These characteristics highlight some of the many potential uses and applications of POM frameworks, but their principle application is their use as catalysts – a molecule used to start or speed-up a chemical reaction making it more efficient, cost-effective and environmentally friendly.

Moving from lego to pasta with a short stop at the movies, we have MIT researchers describing how they and their team have found a way to ‘imprint’ computer chips by using a new electron-beam lithography process to encourage copolymers to self-assemble on the chip. (Currently, manufacturers use light lasers in a photolithographic process which is becoming less effective as chips grow ever smaller and light waves become too large to use.) From the news item on Nanowerk,

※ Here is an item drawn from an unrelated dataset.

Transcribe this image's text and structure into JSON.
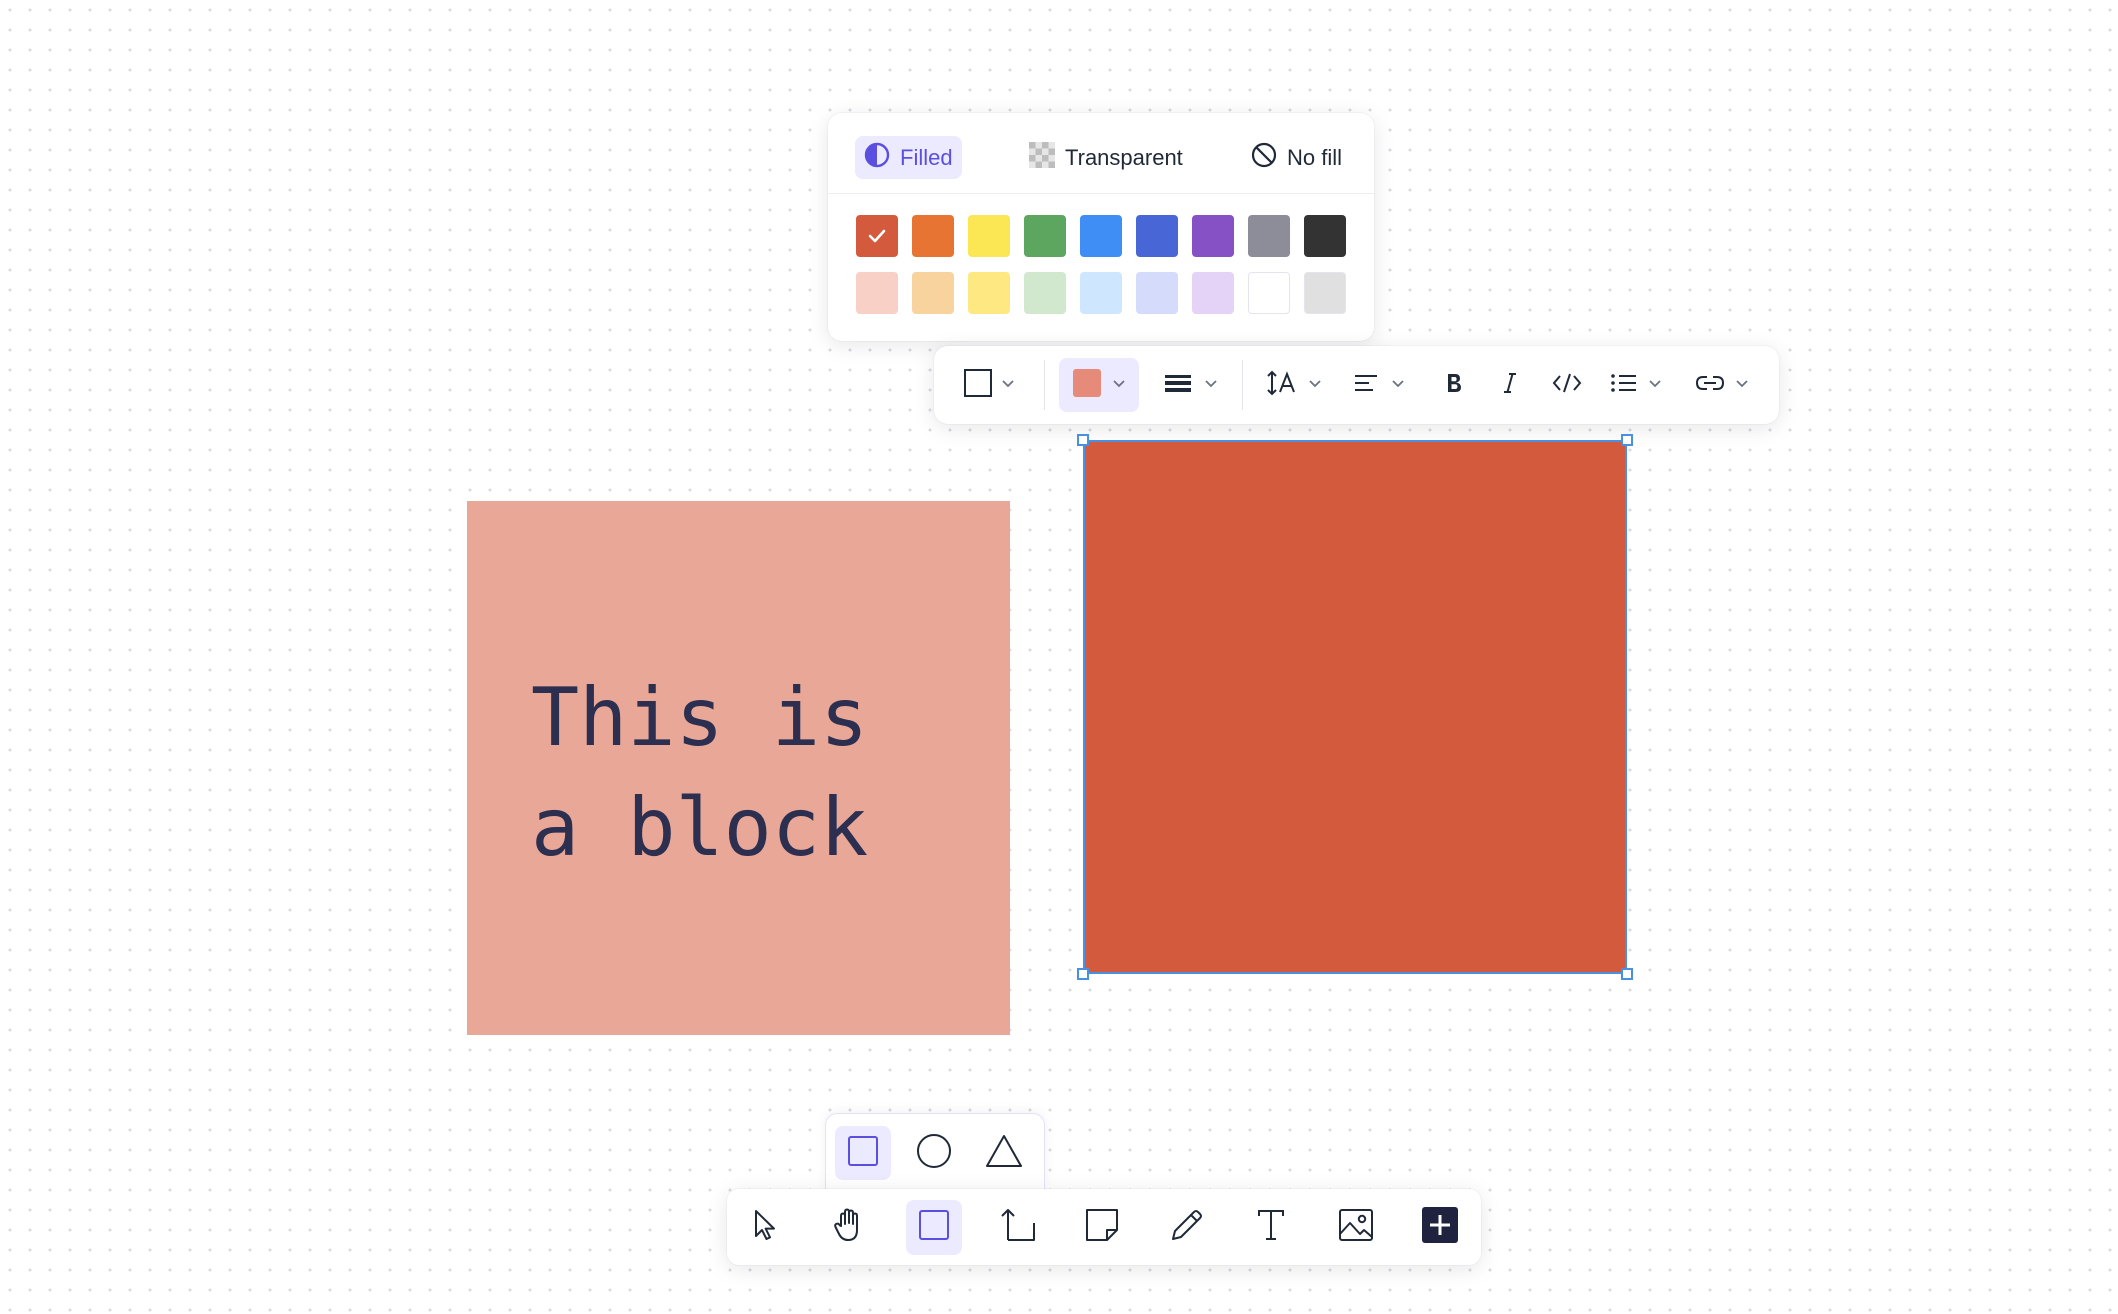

The new technique uses “copolymers” made of two different types of polymer. Berggren [Karl] compares a copolymer molecule to the characters played by Robert De Niro and Charles Grodin in the movie Midnight Run, a bounty hunter and a white-collar criminal who are handcuffed together but can’t stand each other. Ross [Caroline] prefers a homelier analogy: “You can think of it like a piece of spaghetti joined to a piece of tagliatelle,” she says. “These two chains don’t like to mix. So given the choice, all the spaghetti ends would go here, and all the tagliatelle ends would go there, but they can’t, because they’re joined together.” In their attempts to segregate themselves, the different types of polymer chain arrange themselves into predictable patterns. By varying the length of the chains, the proportions of the two polymers, and the shape and location of the silicon hitching posts, Ross, Berggren, and their colleagues were able to produce a wide range of patterns useful in circuit design.

ETA (March 18,2010): Dexter Johnson at Nanoclast continues with his his posts (maybe these will form a series?) about more accuracy in reporting, specifically the news item I’ve just highlighted. Check it out here.

To finish on a completely different note (pun intended), I have a link (courtesy of Dave Bruggeman of the Pasco Phronesis blog by way of the Science Cheerleader blog) to a website eponymously (not sure that’s the right term) named physicssongs.org. Do enjoy such titles as: I got Physics; Snel’s Law – Macarena Style!; and much, much more.

Tomorrow: I’m not sure if I’ll have time to do much more than link to it and point to some commentary but the UK’s Nanotechnologies Strategy has just been been released today.